Set down the data again exactly. Pictures are not part of the copy.

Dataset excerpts
::::::::

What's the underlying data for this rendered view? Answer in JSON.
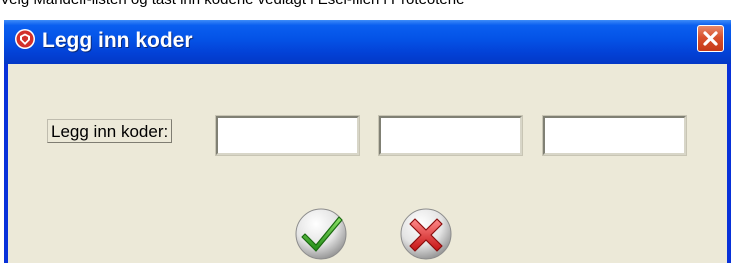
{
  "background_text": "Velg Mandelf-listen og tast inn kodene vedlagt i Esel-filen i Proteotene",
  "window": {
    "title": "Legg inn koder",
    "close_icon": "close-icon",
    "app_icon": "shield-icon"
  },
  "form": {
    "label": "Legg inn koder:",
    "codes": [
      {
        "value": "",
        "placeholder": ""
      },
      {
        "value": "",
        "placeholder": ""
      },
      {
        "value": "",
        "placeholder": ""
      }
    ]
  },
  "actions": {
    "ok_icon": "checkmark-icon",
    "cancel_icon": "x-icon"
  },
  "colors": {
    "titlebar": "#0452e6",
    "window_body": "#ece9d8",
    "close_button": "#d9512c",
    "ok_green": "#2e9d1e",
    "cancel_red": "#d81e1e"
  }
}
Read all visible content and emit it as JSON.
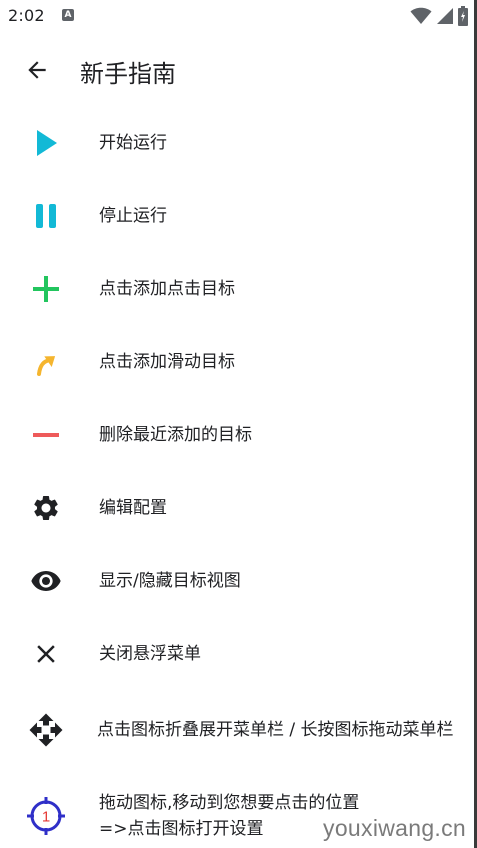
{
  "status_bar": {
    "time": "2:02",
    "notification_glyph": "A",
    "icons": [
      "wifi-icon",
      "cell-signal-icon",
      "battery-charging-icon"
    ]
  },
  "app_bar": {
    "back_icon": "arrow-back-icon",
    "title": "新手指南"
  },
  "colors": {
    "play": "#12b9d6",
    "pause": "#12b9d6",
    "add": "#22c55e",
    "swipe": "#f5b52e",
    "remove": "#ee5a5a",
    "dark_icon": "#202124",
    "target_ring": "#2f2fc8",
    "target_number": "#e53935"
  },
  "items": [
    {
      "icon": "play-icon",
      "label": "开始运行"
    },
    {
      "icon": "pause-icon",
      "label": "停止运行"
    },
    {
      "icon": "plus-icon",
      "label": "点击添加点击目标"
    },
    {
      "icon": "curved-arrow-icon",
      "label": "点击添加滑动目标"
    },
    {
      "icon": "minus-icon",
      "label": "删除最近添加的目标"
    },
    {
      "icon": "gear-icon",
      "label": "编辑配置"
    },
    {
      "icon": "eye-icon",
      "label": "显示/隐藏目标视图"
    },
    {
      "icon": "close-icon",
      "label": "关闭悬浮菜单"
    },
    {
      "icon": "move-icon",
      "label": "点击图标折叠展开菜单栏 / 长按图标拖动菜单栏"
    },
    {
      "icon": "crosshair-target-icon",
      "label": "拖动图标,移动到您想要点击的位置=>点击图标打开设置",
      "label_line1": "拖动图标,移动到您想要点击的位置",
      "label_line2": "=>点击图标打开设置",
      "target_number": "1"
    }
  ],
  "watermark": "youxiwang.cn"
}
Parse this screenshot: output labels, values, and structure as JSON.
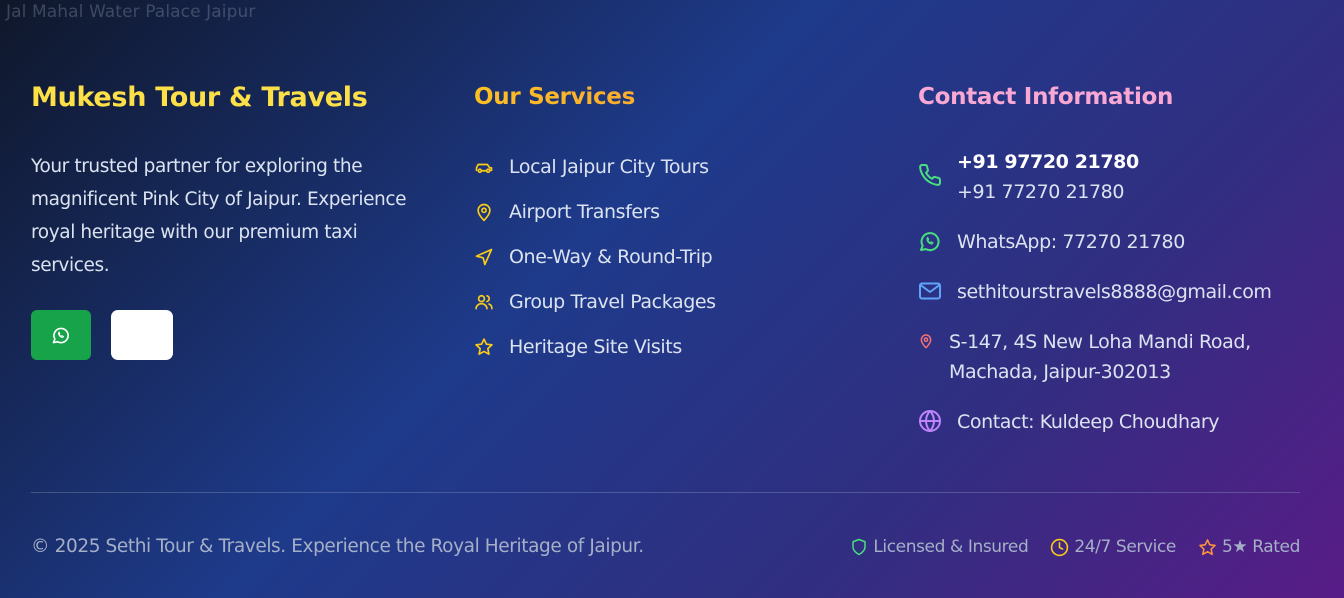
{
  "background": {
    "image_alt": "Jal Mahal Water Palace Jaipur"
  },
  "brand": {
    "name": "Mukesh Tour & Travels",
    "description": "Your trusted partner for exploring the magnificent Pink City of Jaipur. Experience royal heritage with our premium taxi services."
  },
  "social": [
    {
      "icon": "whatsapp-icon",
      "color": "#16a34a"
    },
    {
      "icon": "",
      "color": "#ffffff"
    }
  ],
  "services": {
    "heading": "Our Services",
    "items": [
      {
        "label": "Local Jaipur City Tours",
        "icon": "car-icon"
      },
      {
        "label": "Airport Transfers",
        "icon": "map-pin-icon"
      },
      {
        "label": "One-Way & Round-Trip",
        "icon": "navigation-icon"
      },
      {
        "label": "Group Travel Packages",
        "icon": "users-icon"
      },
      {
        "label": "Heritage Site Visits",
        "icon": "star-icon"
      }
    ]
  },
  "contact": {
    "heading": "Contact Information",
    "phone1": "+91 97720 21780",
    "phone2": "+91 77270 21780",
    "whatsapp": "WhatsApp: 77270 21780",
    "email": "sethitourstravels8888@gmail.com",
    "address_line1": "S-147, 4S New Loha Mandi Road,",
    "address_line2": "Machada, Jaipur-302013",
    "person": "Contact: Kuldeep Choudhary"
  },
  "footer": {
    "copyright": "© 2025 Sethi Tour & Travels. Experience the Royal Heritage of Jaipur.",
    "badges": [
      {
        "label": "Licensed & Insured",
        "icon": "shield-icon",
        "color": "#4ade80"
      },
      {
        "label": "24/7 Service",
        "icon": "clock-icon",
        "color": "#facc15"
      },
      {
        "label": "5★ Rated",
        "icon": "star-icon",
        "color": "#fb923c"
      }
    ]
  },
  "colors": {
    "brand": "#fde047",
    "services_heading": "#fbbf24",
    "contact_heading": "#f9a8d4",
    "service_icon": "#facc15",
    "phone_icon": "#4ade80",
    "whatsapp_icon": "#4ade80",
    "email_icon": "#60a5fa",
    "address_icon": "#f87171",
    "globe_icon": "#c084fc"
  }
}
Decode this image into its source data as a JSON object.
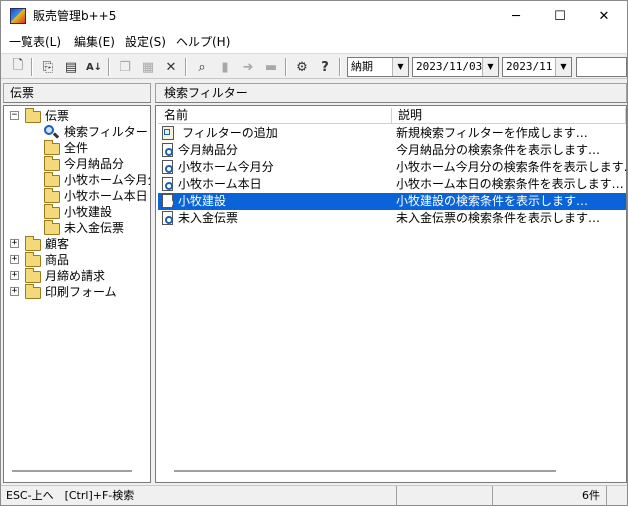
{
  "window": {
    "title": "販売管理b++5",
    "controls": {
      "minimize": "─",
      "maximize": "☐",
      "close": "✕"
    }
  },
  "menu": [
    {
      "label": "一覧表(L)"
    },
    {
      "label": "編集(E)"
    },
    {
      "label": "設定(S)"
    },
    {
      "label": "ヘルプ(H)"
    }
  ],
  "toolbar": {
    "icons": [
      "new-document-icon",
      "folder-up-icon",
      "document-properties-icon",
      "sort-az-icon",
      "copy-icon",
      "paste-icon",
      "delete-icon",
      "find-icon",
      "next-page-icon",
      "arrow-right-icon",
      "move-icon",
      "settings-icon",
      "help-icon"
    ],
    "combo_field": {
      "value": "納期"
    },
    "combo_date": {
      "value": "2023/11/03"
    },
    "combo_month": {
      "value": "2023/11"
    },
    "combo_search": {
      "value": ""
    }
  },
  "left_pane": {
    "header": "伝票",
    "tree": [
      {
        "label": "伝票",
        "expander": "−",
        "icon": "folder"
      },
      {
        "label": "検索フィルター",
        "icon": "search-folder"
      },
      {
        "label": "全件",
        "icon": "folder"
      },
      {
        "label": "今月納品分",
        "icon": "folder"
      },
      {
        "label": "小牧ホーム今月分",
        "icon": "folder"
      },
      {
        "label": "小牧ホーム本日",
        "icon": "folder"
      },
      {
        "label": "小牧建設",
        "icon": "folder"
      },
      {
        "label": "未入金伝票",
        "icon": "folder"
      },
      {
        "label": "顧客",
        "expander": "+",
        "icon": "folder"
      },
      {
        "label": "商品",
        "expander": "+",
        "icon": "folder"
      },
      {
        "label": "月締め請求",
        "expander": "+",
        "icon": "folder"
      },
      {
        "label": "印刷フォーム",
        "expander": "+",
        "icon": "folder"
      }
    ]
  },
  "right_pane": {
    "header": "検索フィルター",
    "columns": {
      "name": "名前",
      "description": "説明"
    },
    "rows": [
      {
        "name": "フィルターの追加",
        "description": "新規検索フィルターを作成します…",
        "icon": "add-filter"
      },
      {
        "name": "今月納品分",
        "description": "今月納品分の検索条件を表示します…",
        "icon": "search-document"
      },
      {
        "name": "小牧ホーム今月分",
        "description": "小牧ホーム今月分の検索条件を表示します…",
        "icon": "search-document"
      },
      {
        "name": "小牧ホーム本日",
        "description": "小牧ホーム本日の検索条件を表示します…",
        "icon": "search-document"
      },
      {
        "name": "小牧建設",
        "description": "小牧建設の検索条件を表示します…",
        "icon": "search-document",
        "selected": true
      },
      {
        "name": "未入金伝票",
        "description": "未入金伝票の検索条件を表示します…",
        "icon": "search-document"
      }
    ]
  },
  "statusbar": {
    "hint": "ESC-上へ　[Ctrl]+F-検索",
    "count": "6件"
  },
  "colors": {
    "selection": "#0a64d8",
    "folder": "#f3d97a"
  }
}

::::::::

## RESULT FOR THIS EXERCISE:
What's the underlying data for this rendered view? Answer in JSON.
{
  "background_text": "Velg Mandelf-listen og tast inn kodene vedlagt i Esel-filen i Proteotene",
  "window": {
    "title": "Legg inn koder",
    "close_icon": "close-icon",
    "app_icon": "shield-icon"
  },
  "form": {
    "label": "Legg inn koder:",
    "codes": [
      {
        "value": "",
        "placeholder": ""
      },
      {
        "value": "",
        "placeholder": ""
      },
      {
        "value": "",
        "placeholder": ""
      }
    ]
  },
  "actions": {
    "ok_icon": "checkmark-icon",
    "cancel_icon": "x-icon"
  },
  "colors": {
    "titlebar": "#0452e6",
    "window_body": "#ece9d8",
    "close_button": "#d9512c",
    "ok_green": "#2e9d1e",
    "cancel_red": "#d81e1e"
  }
}
Read all visible content and emit it as JSON.
{
  "status_bar": {
    "time": "2:02",
    "notification_glyph": "A",
    "icons": [
      "wifi-icon",
      "cell-signal-icon",
      "battery-charging-icon"
    ]
  },
  "app_bar": {
    "back_icon": "arrow-back-icon",
    "title": "新手指南"
  },
  "colors": {
    "play": "#12b9d6",
    "pause": "#12b9d6",
    "add": "#22c55e",
    "swipe": "#f5b52e",
    "remove": "#ee5a5a",
    "dark_icon": "#202124",
    "target_ring": "#2f2fc8",
    "target_number": "#e53935"
  },
  "items": [
    {
      "icon": "play-icon",
      "label": "开始运行"
    },
    {
      "icon": "pause-icon",
      "label": "停止运行"
    },
    {
      "icon": "plus-icon",
      "label": "点击添加点击目标"
    },
    {
      "icon": "curved-arrow-icon",
      "label": "点击添加滑动目标"
    },
    {
      "icon": "minus-icon",
      "label": "删除最近添加的目标"
    },
    {
      "icon": "gear-icon",
      "label": "编辑配置"
    },
    {
      "icon": "eye-icon",
      "label": "显示/隐藏目标视图"
    },
    {
      "icon": "close-icon",
      "label": "关闭悬浮菜单"
    },
    {
      "icon": "move-icon",
      "label": "点击图标折叠展开菜单栏 / 长按图标拖动菜单栏"
    },
    {
      "icon": "crosshair-target-icon",
      "label": "拖动图标,移动到您想要点击的位置=>点击图标打开设置",
      "label_line1": "拖动图标,移动到您想要点击的位置",
      "label_line2": "=>点击图标打开设置",
      "target_number": "1"
    }
  ],
  "watermark": "youxiwang.cn"
}
Parse this screenshot: output labels, values, and structure as JSON.
{
  "background": {
    "image_alt": "Jal Mahal Water Palace Jaipur"
  },
  "brand": {
    "name": "Mukesh Tour & Travels",
    "description": "Your trusted partner for exploring the magnificent Pink City of Jaipur. Experience royal heritage with our premium taxi services."
  },
  "social": [
    {
      "icon": "whatsapp-icon",
      "color": "#16a34a"
    },
    {
      "icon": "",
      "color": "#ffffff"
    }
  ],
  "services": {
    "heading": "Our Services",
    "items": [
      {
        "label": "Local Jaipur City Tours",
        "icon": "car-icon"
      },
      {
        "label": "Airport Transfers",
        "icon": "map-pin-icon"
      },
      {
        "label": "One-Way & Round-Trip",
        "icon": "navigation-icon"
      },
      {
        "label": "Group Travel Packages",
        "icon": "users-icon"
      },
      {
        "label": "Heritage Site Visits",
        "icon": "star-icon"
      }
    ]
  },
  "contact": {
    "heading": "Contact Information",
    "phone1": "+91 97720 21780",
    "phone2": "+91 77270 21780",
    "whatsapp": "WhatsApp: 77270 21780",
    "email": "sethitourstravels8888@gmail.com",
    "address_line1": "S-147, 4S New Loha Mandi Road,",
    "address_line2": "Machada, Jaipur-302013",
    "person": "Contact: Kuldeep Choudhary"
  },
  "footer": {
    "copyright": "© 2025 Sethi Tour & Travels. Experience the Royal Heritage of Jaipur.",
    "badges": [
      {
        "label": "Licensed & Insured",
        "icon": "shield-icon",
        "color": "#4ade80"
      },
      {
        "label": "24/7 Service",
        "icon": "clock-icon",
        "color": "#facc15"
      },
      {
        "label": "5★ Rated",
        "icon": "star-icon",
        "color": "#fb923c"
      }
    ]
  },
  "colors": {
    "brand": "#fde047",
    "services_heading": "#fbbf24",
    "contact_heading": "#f9a8d4",
    "service_icon": "#facc15",
    "phone_icon": "#4ade80",
    "whatsapp_icon": "#4ade80",
    "email_icon": "#60a5fa",
    "address_icon": "#f87171",
    "globe_icon": "#c084fc"
  }
}
Decode this image into its source data as a JSON object.
{
  "window": {
    "title": "販売管理b++5",
    "controls": {
      "minimize": "─",
      "maximize": "☐",
      "close": "✕"
    }
  },
  "menu": [
    {
      "label": "一覧表(L)"
    },
    {
      "label": "編集(E)"
    },
    {
      "label": "設定(S)"
    },
    {
      "label": "ヘルプ(H)"
    }
  ],
  "toolbar": {
    "icons": [
      "new-document-icon",
      "folder-up-icon",
      "document-properties-icon",
      "sort-az-icon",
      "copy-icon",
      "paste-icon",
      "delete-icon",
      "find-icon",
      "next-page-icon",
      "arrow-right-icon",
      "move-icon",
      "settings-icon",
      "help-icon"
    ],
    "combo_field": {
      "value": "納期"
    },
    "combo_date": {
      "value": "2023/11/03"
    },
    "combo_month": {
      "value": "2023/11"
    },
    "combo_search": {
      "value": ""
    }
  },
  "left_pane": {
    "header": "伝票",
    "tree": [
      {
        "label": "伝票",
        "expander": "−",
        "icon": "folder"
      },
      {
        "label": "検索フィルター",
        "icon": "search-folder"
      },
      {
        "label": "全件",
        "icon": "folder"
      },
      {
        "label": "今月納品分",
        "icon": "folder"
      },
      {
        "label": "小牧ホーム今月分",
        "icon": "folder"
      },
      {
        "label": "小牧ホーム本日",
        "icon": "folder"
      },
      {
        "label": "小牧建設",
        "icon": "folder"
      },
      {
        "label": "未入金伝票",
        "icon": "folder"
      },
      {
        "label": "顧客",
        "expander": "+",
        "icon": "folder"
      },
      {
        "label": "商品",
        "expander": "+",
        "icon": "folder"
      },
      {
        "label": "月締め請求",
        "expander": "+",
        "icon": "folder"
      },
      {
        "label": "印刷フォーム",
        "expander": "+",
        "icon": "folder"
      }
    ]
  },
  "right_pane": {
    "header": "検索フィルター",
    "columns": {
      "name": "名前",
      "description": "説明"
    },
    "rows": [
      {
        "name": "フィルターの追加",
        "description": "新規検索フィルターを作成します…",
        "icon": "add-filter"
      },
      {
        "name": "今月納品分",
        "description": "今月納品分の検索条件を表示します…",
        "icon": "search-document"
      },
      {
        "name": "小牧ホーム今月分",
        "description": "小牧ホーム今月分の検索条件を表示します…",
        "icon": "search-document"
      },
      {
        "name": "小牧ホーム本日",
        "description": "小牧ホーム本日の検索条件を表示します…",
        "icon": "search-document"
      },
      {
        "name": "小牧建設",
        "description": "小牧建設の検索条件を表示します…",
        "icon": "search-document",
        "selected": true
      },
      {
        "name": "未入金伝票",
        "description": "未入金伝票の検索条件を表示します…",
        "icon": "search-document"
      }
    ]
  },
  "statusbar": {
    "hint": "ESC-上へ　[Ctrl]+F-検索",
    "count": "6件"
  },
  "colors": {
    "selection": "#0a64d8",
    "folder": "#f3d97a"
  }
}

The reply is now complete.